I'm not taking chances that mosquitoes or whatever remain.
One noteworthy feature in Liberia, however, is the relative absence of mosquitoes, and the white ants and some other insect pests are not so troublesome here as in other parts of West Africa.
The absence or extreme paucity of mosquitoes no doubt accounts for the infrequency of malarial fever in the interior.
An old popular belief current in different countries, and derived from common observation, connected mosquitoes with malaria, and from time to time this theory found support in more scientific quarters on general grounds, but it lacked demonstration and attracted little attention.
In 1894, however, Sir Patrick Manson, arguing with greater precision by analogy from his own discovery of the cause of filariasis and the part played by mosquitoes, suggested that the malarial parasite had a similar intermediate host outside the human body, and that a suctorial insect, which would probably be found to be a particular mosquito, was required for its development.
He further found that only mosquitoes of the genus Anopheles had these cells, and that they did not get them when fed on healthy blood.
Mosquitoes caught by the experimenters, and sent to London, produced malaria in persons who submitted themselves to the bites of these insects at the London School of Tropical Medicine.
The result was that the houses were free from mosquitoes and no malaria occurred throughout the entire season, though there had been 40 cases in the previous year.
The alleged occurrence of the disease in localities free from mosquitoes or without their agency is not well attested; its absence from other localities where they abound is accounted for by their being of an innocent species, or - as in England - free from the parasite.
These mosquitoes or gnats - the terms are synonymous - belong to the family Culicidae and the genus Anopheles, which was first classified by Meigen in 1818.
The genus with which Anopheles is most likely to be confounded is Culex, which is the commonest of all mosquitoes, has a world-wide distribution, and is generally a greedy blood-sucker.

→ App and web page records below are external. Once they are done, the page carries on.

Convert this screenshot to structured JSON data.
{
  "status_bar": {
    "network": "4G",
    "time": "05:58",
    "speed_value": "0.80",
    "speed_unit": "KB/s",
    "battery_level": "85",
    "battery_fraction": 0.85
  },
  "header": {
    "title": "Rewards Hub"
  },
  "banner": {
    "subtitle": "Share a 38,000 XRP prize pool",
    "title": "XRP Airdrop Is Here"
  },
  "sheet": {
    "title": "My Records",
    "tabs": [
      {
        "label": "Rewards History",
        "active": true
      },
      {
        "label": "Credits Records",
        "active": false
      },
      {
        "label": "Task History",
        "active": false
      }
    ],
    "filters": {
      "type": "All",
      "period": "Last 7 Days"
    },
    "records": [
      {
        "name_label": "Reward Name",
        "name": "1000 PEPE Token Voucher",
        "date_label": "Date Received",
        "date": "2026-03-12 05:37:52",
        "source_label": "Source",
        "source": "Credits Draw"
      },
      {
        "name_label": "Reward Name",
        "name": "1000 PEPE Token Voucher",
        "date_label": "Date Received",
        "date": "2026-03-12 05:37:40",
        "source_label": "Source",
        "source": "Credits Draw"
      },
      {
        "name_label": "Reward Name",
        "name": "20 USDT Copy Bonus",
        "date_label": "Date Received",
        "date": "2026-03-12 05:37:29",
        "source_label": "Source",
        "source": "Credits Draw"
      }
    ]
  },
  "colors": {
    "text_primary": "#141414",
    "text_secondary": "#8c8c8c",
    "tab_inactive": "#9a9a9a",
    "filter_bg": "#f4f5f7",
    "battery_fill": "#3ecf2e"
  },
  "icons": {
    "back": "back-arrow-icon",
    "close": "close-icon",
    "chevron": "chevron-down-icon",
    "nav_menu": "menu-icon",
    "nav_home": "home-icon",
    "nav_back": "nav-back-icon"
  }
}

Mosquitoes go through four phases: (1) ovum, (2) larva, (3) nympha, (4) complete insect.
The wide distribution of certain species is undoubtedly attributable to the agency of ships and trains; under natural conditions mosquitoes seldom travel far from their breeding grounds, although the powers of flight of some species are greater than has been supposed.
Pierre shook his head and arms as if attacked by mosquitoes or bees.